Mind you, those 142 triangles only described the pitches produced on some of the strings, the lower chain of compound triangles showing the notes for the 3rd, 7th & 9th strings that were all tuned to F (16/9), while it turned out that the upper line revealed the pitch identities found on the 5th, 7th, and 10th strings that were three octaves of C (4/3):[low ] C – F – C – F – Ab – C – Eb – F – F# – Gb [high]
The plexiglass slide would then move to the base of the triangle (the widest part always on the right side from the player’s point-of-view) to produce the wanted pitch:
But what if he wanted a note on one of the other four strings? Partch used a kind of tablature that showed which string to play, and where to put the slide using either the top line of triangles or the bottom, depending which tuning he was using. So the ratio in the score tells the performer where to put the slide, not the resultant pitch. In the opening of The Crane (1949), we learn that the guitar is tuned in the ‘minor’ or Utonality tuning that will use the lower row of triangles. The first guitar chord uses all ten strings strummed low to high, and the slide should be placed at the base of the multicolored triangle, indicated by the 1/1 on the white list of ratios on the New Adapted Guitar above:
The opening vocal note, however, was in fact an 11/9 on the 7th string, but the (20/11) below it also refers to where the slide would be if one was using the lower line of triangles. Hmmm. So in making my copy of the instrument, I added another row of ratios on the bass side of the strings to supplement those on the treble side as found on his ‘ratio ruler.’
It must also be remembered that not only did Partch’s Monophonic Scale have 43-tones to the octave, he actually used many more than that. And yet, this Adapted Guitar only has 14 triangles per octave. Why!? Simplicity, really. (He used the same concept on his Adapted Viola, marking only 29 notes out of 43, as we will see in an upcoming edition of PARTCHed.) The triangles are landmarks, but the performer must know where all of the ratios live between them. No small task!
This is, by the way, just one of the reasons that Partch’s music has remained such a mystery for all of these decades. The musicologists, composers, performers and critics that are tacitly responsible for carrying on traditions of the past have had an impossible task when confronted by two dozen unique tablatures for even more exquisitely singular instruments. But fear not—that is starting to change!
After all of the tiny triangles had dried on the new instrument, it was time to figure out what gauge strings to use, since the open strings went as low as the Cello C2 (~65Hz) up to F#4 (~370Hz) which meant a .076” mando-cello string for the lowest note down to a .009” for the highest:

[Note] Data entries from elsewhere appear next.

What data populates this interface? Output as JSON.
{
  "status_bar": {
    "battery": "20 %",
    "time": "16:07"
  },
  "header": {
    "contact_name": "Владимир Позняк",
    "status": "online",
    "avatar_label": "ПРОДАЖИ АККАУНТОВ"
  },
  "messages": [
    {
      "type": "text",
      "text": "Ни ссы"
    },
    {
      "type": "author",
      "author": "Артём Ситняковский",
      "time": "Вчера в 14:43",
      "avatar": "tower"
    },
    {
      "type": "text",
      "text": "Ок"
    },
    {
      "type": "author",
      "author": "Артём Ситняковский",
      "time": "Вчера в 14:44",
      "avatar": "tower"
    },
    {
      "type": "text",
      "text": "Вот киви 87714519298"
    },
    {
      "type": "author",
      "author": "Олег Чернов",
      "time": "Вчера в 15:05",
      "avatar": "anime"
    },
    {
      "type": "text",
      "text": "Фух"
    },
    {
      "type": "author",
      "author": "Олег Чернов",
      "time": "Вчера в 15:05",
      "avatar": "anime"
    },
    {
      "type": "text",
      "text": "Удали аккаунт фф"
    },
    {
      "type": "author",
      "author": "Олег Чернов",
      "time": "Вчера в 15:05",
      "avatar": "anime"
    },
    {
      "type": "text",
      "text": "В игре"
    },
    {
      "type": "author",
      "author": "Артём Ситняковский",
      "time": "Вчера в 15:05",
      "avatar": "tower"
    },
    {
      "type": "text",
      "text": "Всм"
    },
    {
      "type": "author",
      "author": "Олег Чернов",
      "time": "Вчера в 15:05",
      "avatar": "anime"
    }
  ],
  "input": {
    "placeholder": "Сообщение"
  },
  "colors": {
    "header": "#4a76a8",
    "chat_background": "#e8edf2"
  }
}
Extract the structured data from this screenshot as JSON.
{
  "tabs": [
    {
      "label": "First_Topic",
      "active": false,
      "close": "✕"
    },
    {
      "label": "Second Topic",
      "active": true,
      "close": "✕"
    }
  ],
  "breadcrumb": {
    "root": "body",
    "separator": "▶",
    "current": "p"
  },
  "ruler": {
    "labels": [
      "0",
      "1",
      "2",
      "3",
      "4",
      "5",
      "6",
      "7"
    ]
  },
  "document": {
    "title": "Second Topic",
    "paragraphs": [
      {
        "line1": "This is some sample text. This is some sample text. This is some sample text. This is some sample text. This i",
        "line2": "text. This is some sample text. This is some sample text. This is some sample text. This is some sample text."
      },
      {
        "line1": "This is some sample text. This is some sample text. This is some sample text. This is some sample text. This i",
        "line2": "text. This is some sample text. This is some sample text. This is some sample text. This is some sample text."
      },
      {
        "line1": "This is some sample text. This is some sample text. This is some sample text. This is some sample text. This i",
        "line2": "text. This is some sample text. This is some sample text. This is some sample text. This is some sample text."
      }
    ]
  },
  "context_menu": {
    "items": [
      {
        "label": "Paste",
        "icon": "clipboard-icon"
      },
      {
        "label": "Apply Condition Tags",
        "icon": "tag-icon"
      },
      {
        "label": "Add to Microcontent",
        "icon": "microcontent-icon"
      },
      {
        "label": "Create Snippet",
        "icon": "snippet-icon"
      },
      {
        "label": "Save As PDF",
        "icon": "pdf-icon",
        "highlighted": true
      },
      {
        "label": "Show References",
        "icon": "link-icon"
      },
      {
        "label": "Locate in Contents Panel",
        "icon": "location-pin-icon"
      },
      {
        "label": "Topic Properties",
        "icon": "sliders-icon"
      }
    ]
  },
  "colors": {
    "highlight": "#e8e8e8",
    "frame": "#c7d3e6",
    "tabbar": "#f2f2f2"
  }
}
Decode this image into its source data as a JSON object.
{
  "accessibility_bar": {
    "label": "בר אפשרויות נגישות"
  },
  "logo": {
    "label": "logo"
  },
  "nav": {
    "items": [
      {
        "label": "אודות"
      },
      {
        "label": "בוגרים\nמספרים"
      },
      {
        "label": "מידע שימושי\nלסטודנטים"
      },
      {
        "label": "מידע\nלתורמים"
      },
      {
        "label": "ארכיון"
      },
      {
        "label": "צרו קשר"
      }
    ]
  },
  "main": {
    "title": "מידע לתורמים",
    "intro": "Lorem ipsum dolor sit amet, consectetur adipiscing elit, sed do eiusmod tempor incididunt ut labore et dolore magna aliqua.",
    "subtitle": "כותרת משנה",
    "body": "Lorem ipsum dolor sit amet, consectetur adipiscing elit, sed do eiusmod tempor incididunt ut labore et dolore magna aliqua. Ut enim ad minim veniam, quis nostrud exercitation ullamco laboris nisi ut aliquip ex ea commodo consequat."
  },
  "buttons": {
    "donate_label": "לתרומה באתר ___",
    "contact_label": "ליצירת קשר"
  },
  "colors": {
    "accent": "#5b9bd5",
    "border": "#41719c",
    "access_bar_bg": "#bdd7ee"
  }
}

Luckily, Partch himself had recorded the Three Intrusions—“The Crane” as well as two others called “The Rose” & “The Waterfall”—in 1950, so I knew exactly what the instrument should sound like. Tuned up and ready to go, a full year after I had first held Partch’s instrument in San Francisco, I hit that first chord…and it was exactly right:
I was thrilled – those haunting harmonies were finally there beneath my fingers, giving me shivers down my spine. There was only one problem…there was no music for solo Adapted Guitar II! In order to play those Three Intrusions (1949), I would need a marimba. And not just any marimba either, but one shaped like a Diamond…